About five years ago, in 2007, I was called by one of the major, national polling organizations (Pew Research) and asked if I would care to answer questions for their survey. It was an interesting experience in hindsight, though boring in the doing of it—and it makes me wonder about the accuracy of such polling on several levels.
First, they called me on a Saturday morning about 10:30 AM. I wonder whether this is necessarily the best time to be calling someone, particularly since it was in August during the summer. Wouldn’t most people be outside mowing the grass, or in their pools, or at the beach or off somewhere doing something on the weekend? Or at the very least in the middle of getting ready to go do something? I wonder how many potential households they miss by their choice of time for calling.
Then, the survey questioning lasted nearly forty-five minutes. It felt like taking a test. It’s been a long time since I had to take tests; I give them to my students, which is entertaining for me. But for the students, it really isn’t much fun. I wonder how many people actually stick with a series of rather dull questions for the full length of the survey? How many just start babbling random answers to get the annoying voice on the other end of the phone to go away?
They asked me what I thought about a variety of important, national questions. They wanted to know which of the various announced presidential candidates for my party was I most likely to vote for if the election was held that day.
How many people were really paying any attention to upcoming primaries nearly a year out?
After a bunch of questions about a bunch of people I had not thought much about yet, the man on the phone finally asked me about the then current occupant of the White House. The insistent voice wondered what I thought of the President, of his various policies, and of the direction of the country. Did I think the future would be good or bad? Did I approve of his handling of the economy? Did I like how the President was fighting the war in Iraq?
Of course, on each question, I had only two possibilities: yes or no. Occasionally, I’d get a multiple choice question. But in no case, was I ever given an essay style query. There was never room to explain that, “well, I like this aspect of the President’s policies, but I wish he’d do such and so about this problem.” You have to give blanket yes or no: no middle, no nuance, no discussion of details. Just true or false. When my tormenter asked about my political beliefs and listed off the multiple choice possibilities, I was dismayed to discover that what I actually am was not one of the listed categories. I pointed this out. “Well, you need to pick one. How about ‘c’? There wasn’t even a “none of the above.” Although my friends may describe me as odd, my ideas do fall under a recognizable label that is not all that obscure–except apparently to whoever at Pew Research came up with the questions.

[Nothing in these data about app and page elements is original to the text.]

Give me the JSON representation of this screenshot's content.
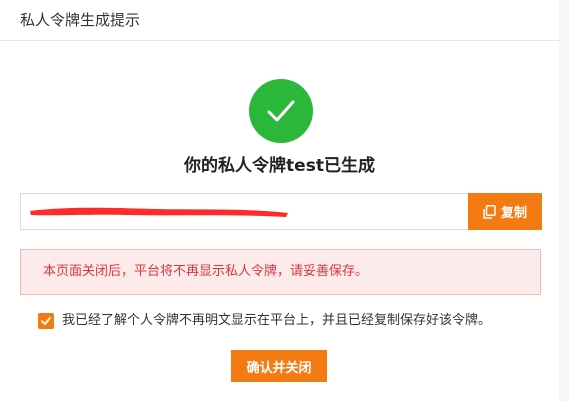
{
  "dialog": {
    "title": "私人令牌生成提示",
    "headline": "你的私人令牌test已生成",
    "token": {
      "value": "",
      "redacted": true
    },
    "copy_button": {
      "label": "复制",
      "icon": "copy-icon"
    },
    "warning": "本页面关闭后，平台将不再显示私人令牌，请妥善保存。",
    "agreement": {
      "checked": true,
      "label": "我已经了解个人令牌不再明文显示在平台上，并且已经复制保存好该令牌。"
    },
    "confirm_button": {
      "label": "确认并关闭"
    }
  },
  "colors": {
    "accent": "#f47a12",
    "success": "#2bb83a",
    "alert_text": "#d9363e",
    "alert_bg": "#fdeaea",
    "redaction": "#ff2b2b"
  }
}
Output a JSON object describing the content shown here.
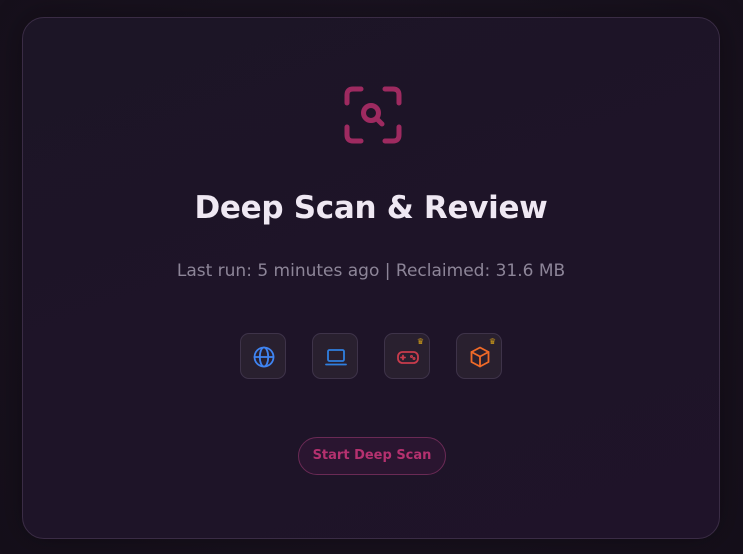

After all the queries regarding my opinions, I faced a set of demographic questions: whether my telephone is a land line, cell, or VOIP, what my age and ethnicity might be, my marital status, my religious beliefs and how much money I make. They even asked me if I would be willing to be interviewed by a reporter later.
I can’t help but wonder, how “carefully selected” I was if they didn’t know any of that stuff ahead of time. They apparently knew my party registration, since they only asked about the candidates for the party I would likely vote for come the next election; but they had no clue about anything else until they asked.
I understand that polling is supposed to be a scientific endeavor and that the pollsters gather a representative sampling of data, so that from the thousand or so people they talk to, they know they’ve gotten a sense of what the whole three hundred million of us really think.
I am not entirely convinced. It seems to me that they are really just shooting craps, dependent upon whomever they happen to find at home on a Saturday morning with a life that is so empty he’s got nothing better to do than to answer dull questions from a stranger on the far end of a phone line. Admittedly, at the time, my wife was in Australia for three weeks leading a delegation of highschoolers for the People to People Student Ambassadors Program—and I’m an author who works alone from home. And so any excuse to chat with an actual human adult was a welcome thing. But how many people could there really be in my odd situation? And they’re going to base their polls on us?